Activity = Return every record below exactly as given, images excluded.

----- Source records -----

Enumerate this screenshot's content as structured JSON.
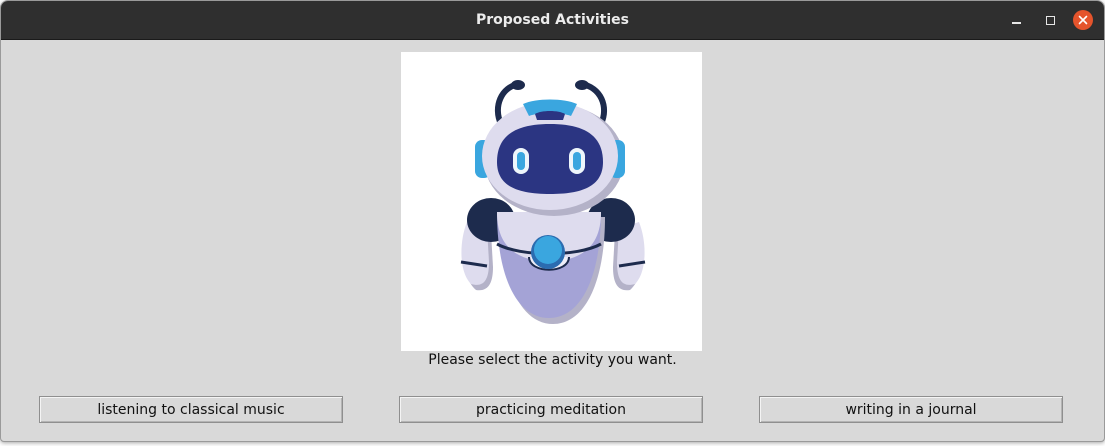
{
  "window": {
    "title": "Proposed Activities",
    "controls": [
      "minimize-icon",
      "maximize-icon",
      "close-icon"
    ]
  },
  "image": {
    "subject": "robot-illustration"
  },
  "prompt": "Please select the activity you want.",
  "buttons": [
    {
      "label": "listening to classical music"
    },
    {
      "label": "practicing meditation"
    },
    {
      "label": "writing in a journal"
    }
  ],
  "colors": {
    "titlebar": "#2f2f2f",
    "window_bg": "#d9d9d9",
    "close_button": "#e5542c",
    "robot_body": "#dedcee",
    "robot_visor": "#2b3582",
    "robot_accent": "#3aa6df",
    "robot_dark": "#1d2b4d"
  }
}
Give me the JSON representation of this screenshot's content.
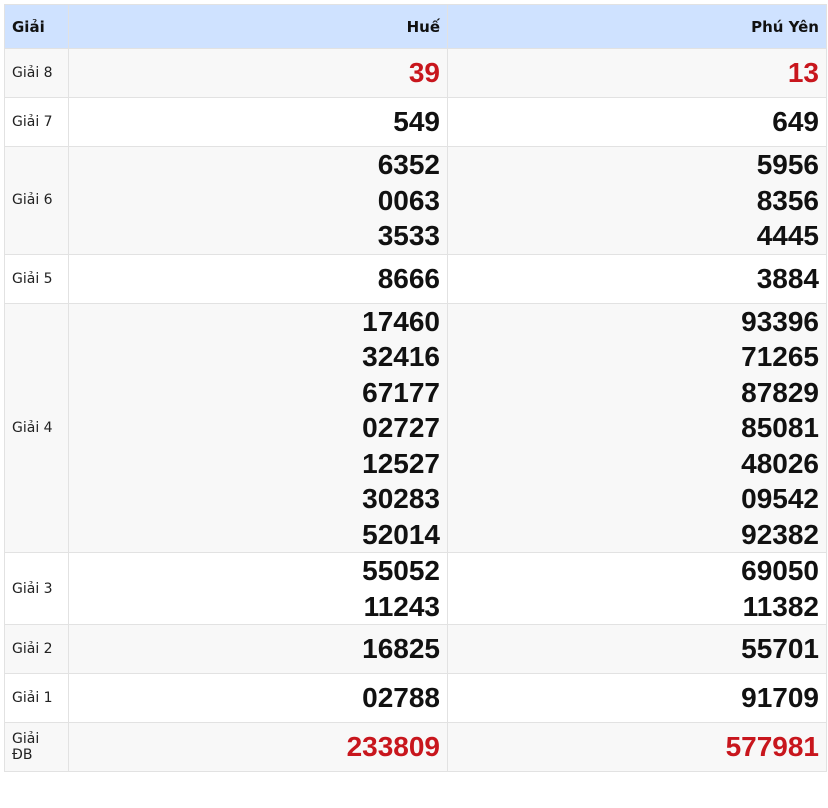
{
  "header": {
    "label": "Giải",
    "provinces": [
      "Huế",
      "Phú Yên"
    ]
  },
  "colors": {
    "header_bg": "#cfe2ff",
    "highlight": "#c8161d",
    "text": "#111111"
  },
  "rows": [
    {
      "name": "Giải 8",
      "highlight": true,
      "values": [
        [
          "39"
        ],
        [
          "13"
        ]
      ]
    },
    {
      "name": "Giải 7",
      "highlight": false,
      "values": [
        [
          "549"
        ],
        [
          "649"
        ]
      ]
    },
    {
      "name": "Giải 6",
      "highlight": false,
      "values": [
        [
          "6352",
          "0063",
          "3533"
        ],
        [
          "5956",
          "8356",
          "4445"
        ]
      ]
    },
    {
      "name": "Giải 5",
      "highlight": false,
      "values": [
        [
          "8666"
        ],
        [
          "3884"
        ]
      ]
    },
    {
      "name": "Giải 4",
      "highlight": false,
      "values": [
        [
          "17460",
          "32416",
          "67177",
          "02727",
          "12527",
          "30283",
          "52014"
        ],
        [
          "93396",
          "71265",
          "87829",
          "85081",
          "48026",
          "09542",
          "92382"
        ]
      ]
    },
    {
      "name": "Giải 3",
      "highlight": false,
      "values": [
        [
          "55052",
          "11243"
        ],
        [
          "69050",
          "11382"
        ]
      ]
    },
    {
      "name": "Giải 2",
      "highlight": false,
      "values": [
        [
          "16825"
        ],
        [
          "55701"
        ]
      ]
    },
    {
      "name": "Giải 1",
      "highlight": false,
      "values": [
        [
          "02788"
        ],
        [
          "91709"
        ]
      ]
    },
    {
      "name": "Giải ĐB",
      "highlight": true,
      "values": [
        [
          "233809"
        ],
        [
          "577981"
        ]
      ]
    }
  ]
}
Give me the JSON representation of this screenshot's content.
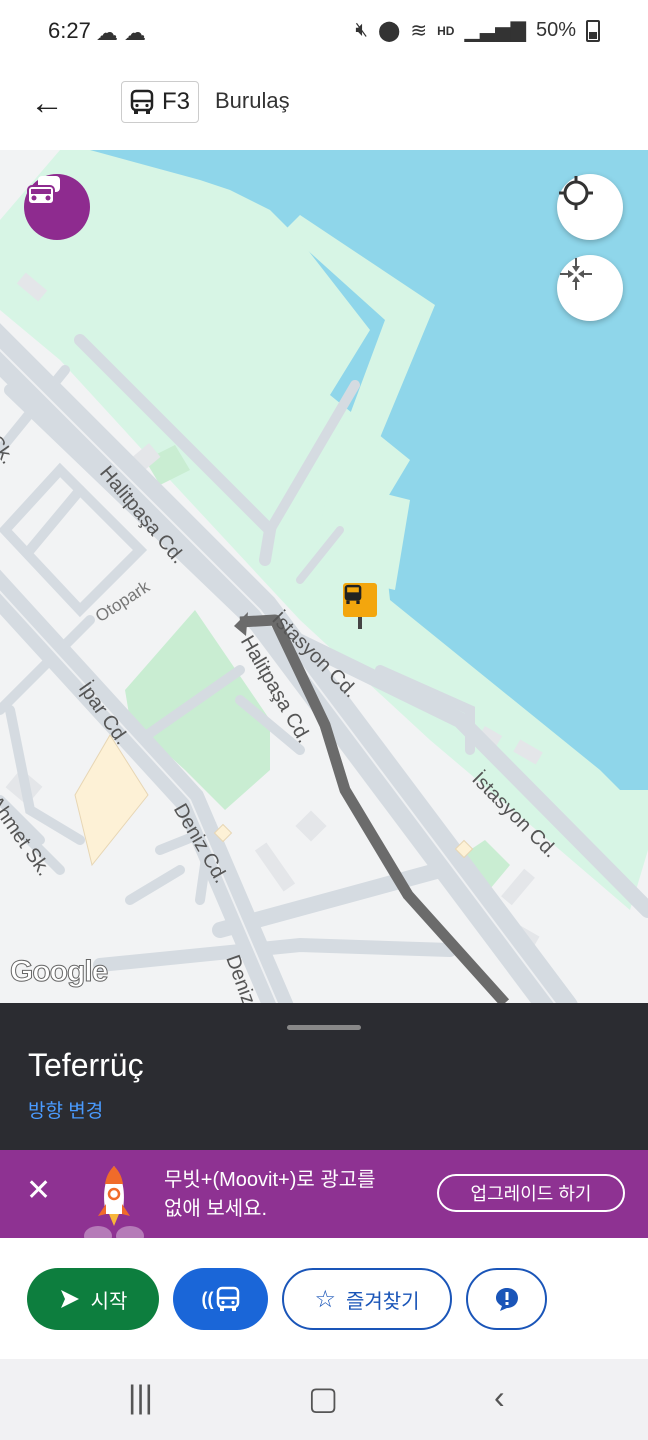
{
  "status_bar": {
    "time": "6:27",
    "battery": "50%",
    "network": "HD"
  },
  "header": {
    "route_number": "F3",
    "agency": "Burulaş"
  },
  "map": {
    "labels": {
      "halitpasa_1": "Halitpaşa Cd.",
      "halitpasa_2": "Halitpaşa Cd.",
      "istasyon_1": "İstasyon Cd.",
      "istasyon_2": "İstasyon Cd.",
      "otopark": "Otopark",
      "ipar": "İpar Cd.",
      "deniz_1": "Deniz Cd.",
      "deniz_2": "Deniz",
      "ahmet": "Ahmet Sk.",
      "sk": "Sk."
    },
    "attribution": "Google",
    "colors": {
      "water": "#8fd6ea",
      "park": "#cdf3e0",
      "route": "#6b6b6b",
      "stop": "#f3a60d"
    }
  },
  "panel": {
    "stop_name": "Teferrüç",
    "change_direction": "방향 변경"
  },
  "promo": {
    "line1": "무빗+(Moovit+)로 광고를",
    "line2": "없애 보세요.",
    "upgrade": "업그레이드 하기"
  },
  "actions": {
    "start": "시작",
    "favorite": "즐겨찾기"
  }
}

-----

Response to this exercise =
Enumerate this screenshot's content as structured JSON.
{
  "window": {
    "title": "Proposed Activities",
    "controls": [
      "minimize-icon",
      "maximize-icon",
      "close-icon"
    ]
  },
  "image": {
    "subject": "robot-illustration"
  },
  "prompt": "Please select the activity you want.",
  "buttons": [
    {
      "label": "listening to classical music"
    },
    {
      "label": "practicing meditation"
    },
    {
      "label": "writing in a journal"
    }
  ],
  "colors": {
    "titlebar": "#2f2f2f",
    "window_bg": "#d9d9d9",
    "close_button": "#e5542c",
    "robot_body": "#dedcee",
    "robot_visor": "#2b3582",
    "robot_accent": "#3aa6df",
    "robot_dark": "#1d2b4d"
  }
}
Give me the JSON representation of this screenshot's content.
{
  "header": {
    "label": "Giải",
    "provinces": [
      "Huế",
      "Phú Yên"
    ]
  },
  "colors": {
    "header_bg": "#cfe2ff",
    "highlight": "#c8161d",
    "text": "#111111"
  },
  "rows": [
    {
      "name": "Giải 8",
      "highlight": true,
      "values": [
        [
          "39"
        ],
        [
          "13"
        ]
      ]
    },
    {
      "name": "Giải 7",
      "highlight": false,
      "values": [
        [
          "549"
        ],
        [
          "649"
        ]
      ]
    },
    {
      "name": "Giải 6",
      "highlight": false,
      "values": [
        [
          "6352",
          "0063",
          "3533"
        ],
        [
          "5956",
          "8356",
          "4445"
        ]
      ]
    },
    {
      "name": "Giải 5",
      "highlight": false,
      "values": [
        [
          "8666"
        ],
        [
          "3884"
        ]
      ]
    },
    {
      "name": "Giải 4",
      "highlight": false,
      "values": [
        [
          "17460",
          "32416",
          "67177",
          "02727",
          "12527",
          "30283",
          "52014"
        ],
        [
          "93396",
          "71265",
          "87829",
          "85081",
          "48026",
          "09542",
          "92382"
        ]
      ]
    },
    {
      "name": "Giải 3",
      "highlight": false,
      "values": [
        [
          "55052",
          "11243"
        ],
        [
          "69050",
          "11382"
        ]
      ]
    },
    {
      "name": "Giải 2",
      "highlight": false,
      "values": [
        [
          "16825"
        ],
        [
          "55701"
        ]
      ]
    },
    {
      "name": "Giải 1",
      "highlight": false,
      "values": [
        [
          "02788"
        ],
        [
          "91709"
        ]
      ]
    },
    {
      "name": "Giải ĐB",
      "highlight": true,
      "values": [
        [
          "233809"
        ],
        [
          "577981"
        ]
      ]
    }
  ]
}
Give me the JSON representation of this screenshot's content.
{
  "status_bar": {
    "time": "6:27",
    "battery": "50%",
    "network": "HD"
  },
  "header": {
    "route_number": "F3",
    "agency": "Burulaş"
  },
  "map": {
    "labels": {
      "halitpasa_1": "Halitpaşa Cd.",
      "halitpasa_2": "Halitpaşa Cd.",
      "istasyon_1": "İstasyon Cd.",
      "istasyon_2": "İstasyon Cd.",
      "otopark": "Otopark",
      "ipar": "İpar Cd.",
      "deniz_1": "Deniz Cd.",
      "deniz_2": "Deniz",
      "ahmet": "Ahmet Sk.",
      "sk": "Sk."
    },
    "attribution": "Google",
    "colors": {
      "water": "#8fd6ea",
      "park": "#cdf3e0",
      "route": "#6b6b6b",
      "stop": "#f3a60d"
    }
  },
  "panel": {
    "stop_name": "Teferrüç",
    "change_direction": "방향 변경"
  },
  "promo": {
    "line1": "무빗+(Moovit+)로 광고를",
    "line2": "없애 보세요.",
    "upgrade": "업그레이드 하기"
  },
  "actions": {
    "start": "시작",
    "favorite": "즐겨찾기"
  }
}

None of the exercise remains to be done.